The city’s proposal to establish a non-profit, no-share corporation does not run afoul of article III, section 52 or article XI, section 3 of the Texas Constitution. The common-law doctrine prohibiting the holding of incompatible offices does not preclude a city commissioner from serving as a director of the proposed corporation. The common-law doctrine prohibiting conflicts of interest does not preclude a city commissioner from serving on the corporation’s board of directors because chapter 171 of the Local Government Code expressly permits a city commissioner to do so, provided he or she receives no compensation or other remuneration.
Very truly yours,
DAN MORALES Attorney General of Texas
WILL PRYOR First Assistant Attorney General
MARY KELLER Deputy Assistant Attorney General
RENEA HICKS Special Assistant Attorney General
MADELEINE B. JOHNSON Chair, Opinion Committee
Prepared by Mary R. Crouter Assistant Attorney General
 This office expresses no opinion as to whether bonds issued by such a corporation would be tax-exempt under the United States Internal Revenue Code.
 We consider only whether the city is authorized to sponsor such a corporation under state law.
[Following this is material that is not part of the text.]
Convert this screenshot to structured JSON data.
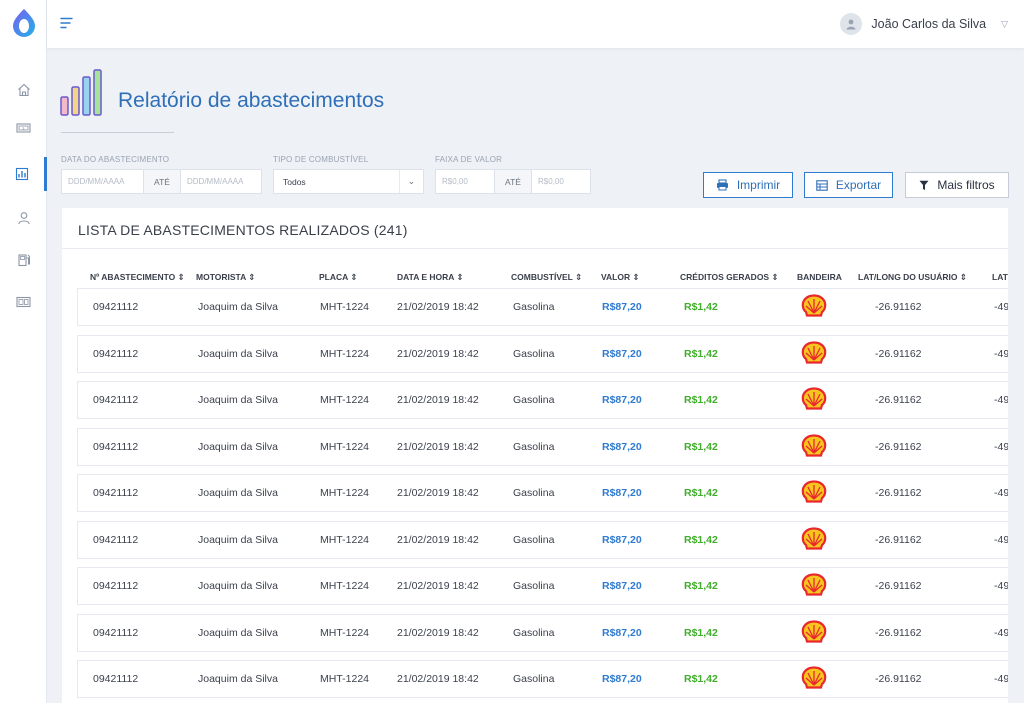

You do not ask, and we do not address, whether the city’s charter authorizes it to do so. See, e.g., Anderson v. City of San Antonio, 67 S.W.2d 1036, 1037 (Tex. 1934); Davis v. City of Taylor, 67 S.W.2d 1033, 1034 (Tex. 1934).
 Article XI, section 3 provides:
No county, city, or other municipal corporation shall hereafter become a subscriber to the capital of any private corporation or association, or make any appropriation or donation to the same, or in anywise loan its credit; but this shall not be construed to in any way affect any obligation heretofore undertaken pursuant to law or to prevent a county, city, or other municipal corporation from investing its funds as authorized by law.
 We note that the brief also states that “City officers and employees will perform staff functions for the Corporation if directed to do so by the City Commission. . . . City personnel will not perform staff functions for the Corporation without appropriate compensation to the City.” The contribution of personnel to the corporation would constitute a grant of public money. Attorney General Opinion MW-89 (1979). Such a grant is permissible only if it is made for adequate consideration, accomplishes a public purpose and is accompanied by controls that ensure that it is used only for a public purpose. See generally Attorney General Opinions JM-1229, JM-1146 (1990); JM-1030
 Because we have concluded that this home-rule city is not precluded by statute or the constitution from establishing the corporation, we need not address your questions regarding whether the City of Texas City Industrial Development Corporation or various governmental subdivisions may issue tax-exempt bonds for this purpose.